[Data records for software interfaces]
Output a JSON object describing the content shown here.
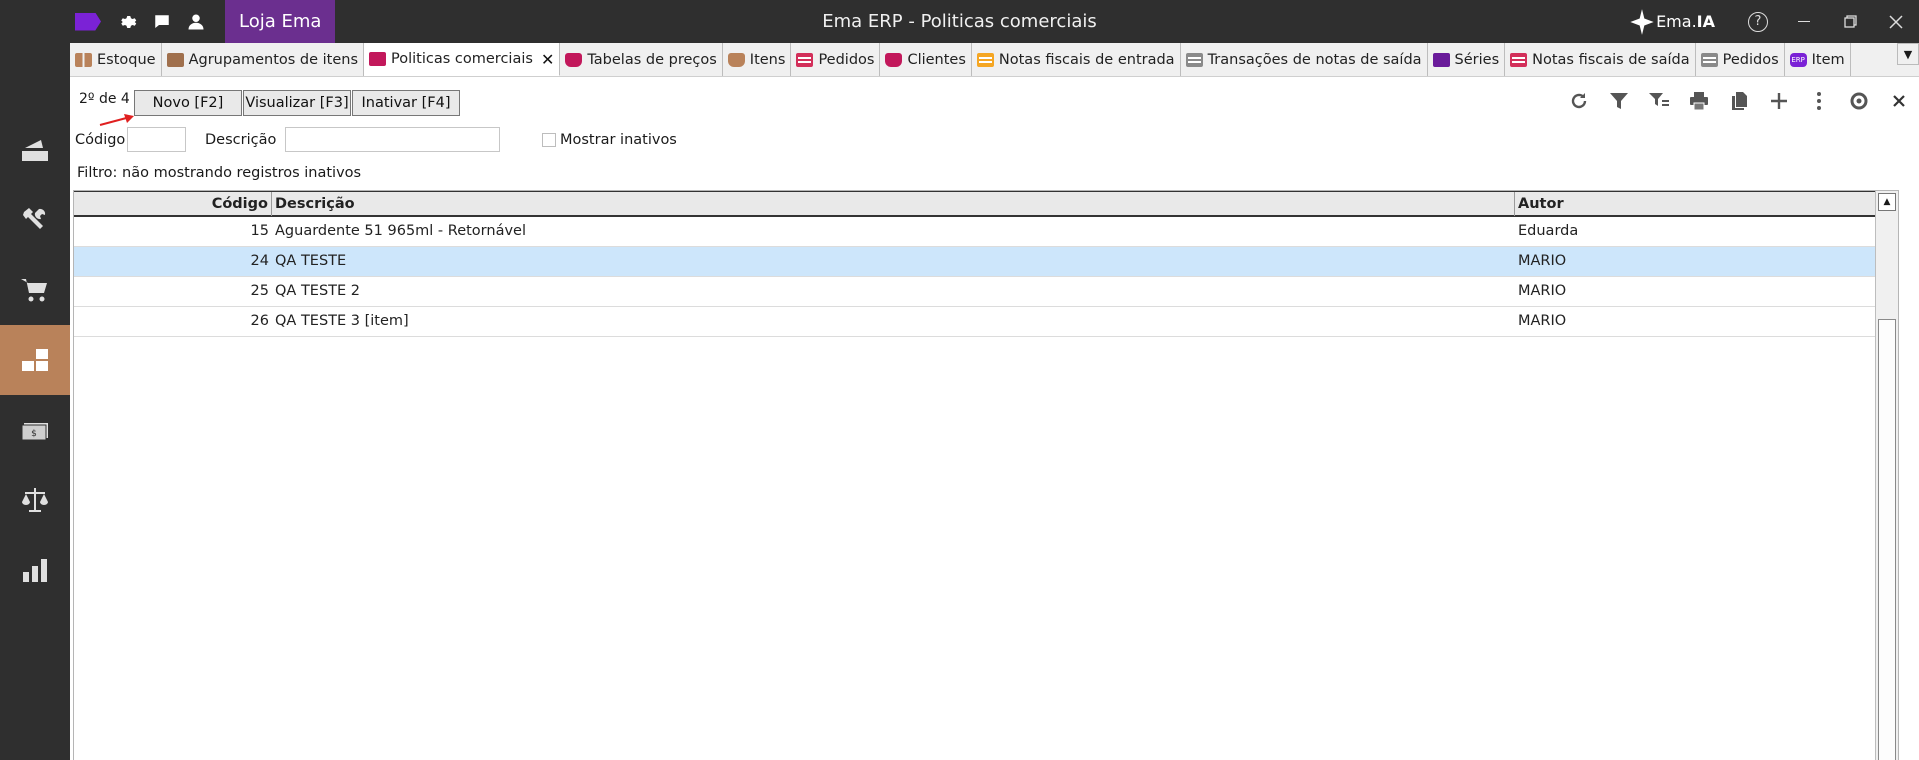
{
  "titlebar": {
    "store": "Loja Ema",
    "title": "Ema ERP - Politicas comerciais",
    "brand_prefix": "Ema.",
    "brand_suffix": "IA",
    "help": "?"
  },
  "tabs": [
    {
      "label": "Estoque",
      "icon": "blocks-icon",
      "color": "#b9825a"
    },
    {
      "label": "Agrupamentos de itens",
      "icon": "folder-icon",
      "color": "#a0704d"
    },
    {
      "label": "Politicas comerciais",
      "icon": "folder-icon",
      "color": "#c2185b",
      "active": true
    },
    {
      "label": "Tabelas de preços",
      "icon": "tray-icon",
      "color": "#c2185b"
    },
    {
      "label": "Itens",
      "icon": "tray-icon",
      "color": "#b9825a"
    },
    {
      "label": "Pedidos",
      "icon": "list-icon",
      "color": "#d32f5a"
    },
    {
      "label": "Clientes",
      "icon": "tray-icon",
      "color": "#c2185b"
    },
    {
      "label": "Notas fiscais de entrada",
      "icon": "list-icon",
      "color": "#f5a623"
    },
    {
      "label": "Transações de notas de saída",
      "icon": "list-icon",
      "color": "#8a8a8a"
    },
    {
      "label": "Séries",
      "icon": "folder-icon",
      "color": "#6a1b9a"
    },
    {
      "label": "Notas fiscais de saída",
      "icon": "list-icon",
      "color": "#d32f5a"
    },
    {
      "label": "Pedidos",
      "icon": "list-icon",
      "color": "#8a8a8a"
    },
    {
      "label": "Item",
      "icon": "erp-icon",
      "color": "#7b22d6"
    }
  ],
  "toolbar": {
    "record_count": "2º de 4",
    "new_label": "Novo [F2]",
    "view_label": "Visualizar [F3]",
    "inactivate_label": "Inativar [F4]"
  },
  "filters": {
    "code_label": "Código",
    "code_value": "",
    "description_label": "Descrição",
    "description_value": "",
    "show_inactive_label": "Mostrar inativos",
    "filter_text": "Filtro:  não mostrando registros inativos"
  },
  "grid": {
    "columns": [
      "Código",
      "Descrição",
      "Autor"
    ],
    "rows": [
      {
        "code": "15",
        "description": "Aguardente 51 965ml - Retornável",
        "author": "Eduarda"
      },
      {
        "code": "24",
        "description": "QA TESTE",
        "author": "MARIO",
        "selected": true
      },
      {
        "code": "25",
        "description": "QA TESTE 2",
        "author": "MARIO"
      },
      {
        "code": "26",
        "description": "QA TESTE 3 [item]",
        "author": "MARIO"
      }
    ]
  },
  "colors": {
    "titlebar": "#2f2f2f",
    "store_accent": "#6b2f8f",
    "logo": "#7b22d6",
    "sidebar_active": "#b9825a",
    "selected_row": "#cde6fb"
  }
}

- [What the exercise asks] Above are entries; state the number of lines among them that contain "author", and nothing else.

- [Reply] 4